--- EXERCISE DATA ---

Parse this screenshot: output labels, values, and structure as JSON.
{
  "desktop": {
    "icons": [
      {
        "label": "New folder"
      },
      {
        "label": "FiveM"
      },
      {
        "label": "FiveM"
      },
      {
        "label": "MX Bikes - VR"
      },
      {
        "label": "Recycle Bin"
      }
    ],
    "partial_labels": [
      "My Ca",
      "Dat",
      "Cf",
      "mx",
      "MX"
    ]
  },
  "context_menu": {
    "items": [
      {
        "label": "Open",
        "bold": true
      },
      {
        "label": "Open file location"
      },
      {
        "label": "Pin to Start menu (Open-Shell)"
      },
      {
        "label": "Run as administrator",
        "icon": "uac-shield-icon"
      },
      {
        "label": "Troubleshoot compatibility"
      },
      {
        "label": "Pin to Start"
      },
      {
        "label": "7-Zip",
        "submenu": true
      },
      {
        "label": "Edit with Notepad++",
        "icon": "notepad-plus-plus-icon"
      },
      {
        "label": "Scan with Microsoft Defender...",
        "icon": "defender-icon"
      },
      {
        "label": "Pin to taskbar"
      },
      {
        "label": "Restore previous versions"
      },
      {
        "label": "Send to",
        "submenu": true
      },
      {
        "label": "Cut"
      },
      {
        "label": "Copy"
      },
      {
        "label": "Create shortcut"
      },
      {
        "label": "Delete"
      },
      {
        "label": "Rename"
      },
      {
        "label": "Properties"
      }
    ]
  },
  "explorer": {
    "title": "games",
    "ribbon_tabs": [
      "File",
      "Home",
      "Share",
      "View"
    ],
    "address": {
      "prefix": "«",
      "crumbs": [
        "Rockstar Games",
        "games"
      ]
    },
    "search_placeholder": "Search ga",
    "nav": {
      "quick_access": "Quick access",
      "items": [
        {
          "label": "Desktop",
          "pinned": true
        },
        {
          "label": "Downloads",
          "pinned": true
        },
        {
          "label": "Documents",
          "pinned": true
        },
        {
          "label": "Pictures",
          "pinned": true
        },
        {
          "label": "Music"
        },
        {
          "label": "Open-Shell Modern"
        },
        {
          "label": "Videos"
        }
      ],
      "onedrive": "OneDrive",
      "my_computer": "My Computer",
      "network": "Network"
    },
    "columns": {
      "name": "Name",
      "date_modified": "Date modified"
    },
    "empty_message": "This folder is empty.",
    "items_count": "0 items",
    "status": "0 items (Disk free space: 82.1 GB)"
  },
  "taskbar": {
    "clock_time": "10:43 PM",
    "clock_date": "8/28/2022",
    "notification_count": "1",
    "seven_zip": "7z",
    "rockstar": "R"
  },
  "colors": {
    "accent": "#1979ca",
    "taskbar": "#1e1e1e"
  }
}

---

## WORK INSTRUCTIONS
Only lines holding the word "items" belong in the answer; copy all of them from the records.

## EXERCISE SOLUTION
    "items": [
      "items": [
    "items_count": "0 items",
    "status": "0 items (Disk free space: 82.1 GB)"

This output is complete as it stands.